A new study has revealed that a deep learning tool used to analyze knee x-rays, may be able to dramatically reduce pain disparities in underserved populations.
The study, supervised by Ziad Obermeyer, Associate Professor of Health Policy and Management at the University of California, Berkeley, trained algorithms to read knee x-rays for arthritis by using patients as the AI arbiters of truth, instead of doctors. The results revealed that radiologists may have blind spots when it comes to reading Black patients’ x-rays.
The algorithms trained on patients’ reports did a better job than doctors at accounting for the pain experienced by Black patients, apparently by discovering patterns of disease in the images that humans usually overlook.
Researchers noted that when treating knee osteoarthritis, people of color scored much higher on knee pain scales than white individuals. There are two possible explanations for these disparities: underserved patients may have more severe osteoarthritis within the knee, or external factors – like life stress or social isolation – cause or exacerbate knee pain among underserved populations.

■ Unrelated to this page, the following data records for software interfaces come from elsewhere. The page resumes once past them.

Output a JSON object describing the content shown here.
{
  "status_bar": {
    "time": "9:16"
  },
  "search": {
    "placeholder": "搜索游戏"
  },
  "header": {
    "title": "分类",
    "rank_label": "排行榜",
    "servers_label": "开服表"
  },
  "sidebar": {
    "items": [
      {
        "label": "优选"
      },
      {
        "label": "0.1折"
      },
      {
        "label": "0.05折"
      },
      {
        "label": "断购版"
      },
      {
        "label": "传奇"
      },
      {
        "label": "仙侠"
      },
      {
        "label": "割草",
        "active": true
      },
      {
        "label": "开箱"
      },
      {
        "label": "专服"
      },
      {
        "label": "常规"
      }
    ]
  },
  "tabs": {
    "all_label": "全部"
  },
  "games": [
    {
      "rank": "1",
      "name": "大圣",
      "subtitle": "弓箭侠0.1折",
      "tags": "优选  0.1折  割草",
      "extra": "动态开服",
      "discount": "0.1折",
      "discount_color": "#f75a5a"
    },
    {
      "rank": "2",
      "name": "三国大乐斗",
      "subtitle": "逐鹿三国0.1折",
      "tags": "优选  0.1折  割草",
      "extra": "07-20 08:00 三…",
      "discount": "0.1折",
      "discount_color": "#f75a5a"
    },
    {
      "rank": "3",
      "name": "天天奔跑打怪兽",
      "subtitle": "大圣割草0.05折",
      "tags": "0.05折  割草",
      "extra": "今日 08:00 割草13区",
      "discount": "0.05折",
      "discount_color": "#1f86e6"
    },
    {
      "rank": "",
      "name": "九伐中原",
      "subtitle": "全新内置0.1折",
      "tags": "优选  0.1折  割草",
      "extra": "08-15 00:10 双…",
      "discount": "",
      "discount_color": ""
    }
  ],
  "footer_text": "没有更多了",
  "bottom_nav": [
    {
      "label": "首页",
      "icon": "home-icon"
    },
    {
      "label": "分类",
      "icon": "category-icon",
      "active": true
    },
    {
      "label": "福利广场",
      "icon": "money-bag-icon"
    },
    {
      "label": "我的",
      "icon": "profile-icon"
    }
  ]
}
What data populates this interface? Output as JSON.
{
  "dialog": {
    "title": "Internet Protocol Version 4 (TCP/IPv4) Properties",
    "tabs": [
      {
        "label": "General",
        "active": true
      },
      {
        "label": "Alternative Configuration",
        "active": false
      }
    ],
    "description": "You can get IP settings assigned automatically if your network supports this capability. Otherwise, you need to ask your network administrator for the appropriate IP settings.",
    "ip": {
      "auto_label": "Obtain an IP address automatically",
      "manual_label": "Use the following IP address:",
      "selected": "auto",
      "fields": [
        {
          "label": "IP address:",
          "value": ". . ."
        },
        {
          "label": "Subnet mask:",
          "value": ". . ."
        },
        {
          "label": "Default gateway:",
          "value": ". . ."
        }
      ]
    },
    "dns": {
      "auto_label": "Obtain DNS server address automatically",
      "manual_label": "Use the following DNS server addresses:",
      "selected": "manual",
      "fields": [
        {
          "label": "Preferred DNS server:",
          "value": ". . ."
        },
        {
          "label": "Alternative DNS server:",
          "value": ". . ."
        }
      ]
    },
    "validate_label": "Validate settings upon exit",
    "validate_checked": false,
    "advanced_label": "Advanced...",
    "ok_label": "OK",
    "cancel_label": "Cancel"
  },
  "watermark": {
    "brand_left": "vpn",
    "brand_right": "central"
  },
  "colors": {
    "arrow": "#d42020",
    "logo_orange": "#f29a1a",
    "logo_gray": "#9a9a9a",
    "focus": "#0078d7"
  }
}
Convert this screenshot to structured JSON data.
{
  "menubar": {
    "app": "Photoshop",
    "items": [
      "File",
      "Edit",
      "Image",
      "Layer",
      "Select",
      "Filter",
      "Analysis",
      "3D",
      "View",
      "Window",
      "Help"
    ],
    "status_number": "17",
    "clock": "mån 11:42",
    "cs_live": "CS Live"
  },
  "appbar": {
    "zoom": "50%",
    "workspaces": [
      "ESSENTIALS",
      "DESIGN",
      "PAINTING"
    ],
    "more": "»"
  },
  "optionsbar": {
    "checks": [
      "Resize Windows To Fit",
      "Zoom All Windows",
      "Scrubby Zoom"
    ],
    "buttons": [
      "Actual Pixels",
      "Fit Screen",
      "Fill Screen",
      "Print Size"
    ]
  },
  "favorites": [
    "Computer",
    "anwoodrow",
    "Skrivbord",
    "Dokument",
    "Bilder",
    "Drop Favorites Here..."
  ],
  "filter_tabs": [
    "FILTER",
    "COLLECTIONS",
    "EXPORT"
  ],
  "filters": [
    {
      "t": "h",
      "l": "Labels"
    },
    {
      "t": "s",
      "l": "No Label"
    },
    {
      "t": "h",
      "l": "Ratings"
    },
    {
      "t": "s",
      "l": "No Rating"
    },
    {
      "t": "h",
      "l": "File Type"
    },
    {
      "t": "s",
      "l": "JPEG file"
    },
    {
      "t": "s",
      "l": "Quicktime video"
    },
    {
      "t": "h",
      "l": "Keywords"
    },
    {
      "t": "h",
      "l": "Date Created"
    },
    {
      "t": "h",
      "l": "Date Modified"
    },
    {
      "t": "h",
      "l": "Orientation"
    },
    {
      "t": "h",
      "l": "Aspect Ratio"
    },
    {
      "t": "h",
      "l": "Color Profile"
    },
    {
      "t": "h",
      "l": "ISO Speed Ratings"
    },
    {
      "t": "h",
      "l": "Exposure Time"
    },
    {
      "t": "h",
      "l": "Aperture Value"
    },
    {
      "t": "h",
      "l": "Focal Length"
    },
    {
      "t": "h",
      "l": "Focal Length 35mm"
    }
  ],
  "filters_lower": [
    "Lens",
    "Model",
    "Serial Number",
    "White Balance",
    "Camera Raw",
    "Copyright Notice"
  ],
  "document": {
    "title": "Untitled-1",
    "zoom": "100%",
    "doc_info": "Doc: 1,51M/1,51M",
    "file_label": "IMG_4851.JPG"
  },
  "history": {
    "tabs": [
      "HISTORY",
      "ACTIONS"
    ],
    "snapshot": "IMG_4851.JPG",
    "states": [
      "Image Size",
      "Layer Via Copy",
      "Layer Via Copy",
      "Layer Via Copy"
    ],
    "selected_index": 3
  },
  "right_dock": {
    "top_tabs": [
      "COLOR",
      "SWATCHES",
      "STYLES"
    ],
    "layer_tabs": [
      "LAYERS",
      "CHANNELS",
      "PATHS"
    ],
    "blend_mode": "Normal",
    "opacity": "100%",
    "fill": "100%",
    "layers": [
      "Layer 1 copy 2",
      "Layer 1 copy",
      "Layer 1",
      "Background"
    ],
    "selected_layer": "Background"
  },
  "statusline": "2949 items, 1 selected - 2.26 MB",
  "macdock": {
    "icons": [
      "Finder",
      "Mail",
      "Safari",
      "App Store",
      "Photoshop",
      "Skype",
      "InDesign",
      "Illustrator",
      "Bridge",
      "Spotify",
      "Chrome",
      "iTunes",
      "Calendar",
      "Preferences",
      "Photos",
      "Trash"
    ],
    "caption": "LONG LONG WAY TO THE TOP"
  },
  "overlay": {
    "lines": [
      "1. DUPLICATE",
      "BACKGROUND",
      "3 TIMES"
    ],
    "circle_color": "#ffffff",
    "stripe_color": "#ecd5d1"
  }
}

But history may explain why radiologists aren’t as proficient in assessing knee pain in Black patients. The severity of osteoarthritis is typically classified using a standard called the Kellgren-Lawrence grade (KLG), a decades-old method developed in white British populations. Researchers claimed that this standard may miss physical causes of pain in people of color. They also noted that there are known racial and socioeconomic biases in how a patient’s pain is perceived by observers.
“If the pain experienced by underserved populations is caused by objective factors missing from current measures, a range of painful, treatable knee ailments would be misattributed to factors external to the knee,” the team stated.
Obermeyer and researchers from Stanford, Harvard, and the University of Chicago created computer vision software using the NIH data to investigate what human doctors might be missing. They programmed algorithms to predict a patient’s pain level from an x-ray. Over tens of thousands of images, the software discovered patterns of pixels that correlate with pain.
When given an x-ray it hasn’t seen before, the software uses those patterns to predict the pain a patient would report experiencing. Those predictions correlated more closely with patients’ pain than the scores radiologists assigned to knee x-rays, particularly for Black patients. That suggests the algorithms had learned to detect evidence of disease that radiologists didn’t. “The algorithm was seeing things over and above what the radiologists were seeing—things that are more commonly causes of pain in Black patients,” Obermeyer says.
Obermeyer and his team found that the deep learning model is more accurate than KLG in predicting self-reported pain levels for both Black and White patients and it reduced racial disparity at each pain level by close to half. While the goal of the research team is not to replace KLG with the deep learning model, they highlight that the current method of measuring pain is possibly erroneous and biased against Black patients. It could also serve as a wake-up call to the medical community to study more closely the radiographic markers that the deep learning model is utilizing and update their pain score methodology.
More importantly, the research team wanted to highlight the fact that AI algorithms do not always have to be trained with well-established expert knowledge, they can also be trained based on self-assessments. “(The study) actually highlights a really exciting part of where these kinds of algorithms can fit into the process of medical discovery,” Obermeyer said. “It tells us if there’s something here that’s worth looking at that we don’t understand. It sets the stage for humans to then step in and, using these algorithms as tools, try to figure out what’s going on.”
Obermeyer added if algorithms were only ever trained to match expert performance, inequities and gaps would continue to exist. “This study is a glimpse of a more general pipeline that we are increasingly able to use in medicine for generating new knowledge.”
The full study can be read in Nature here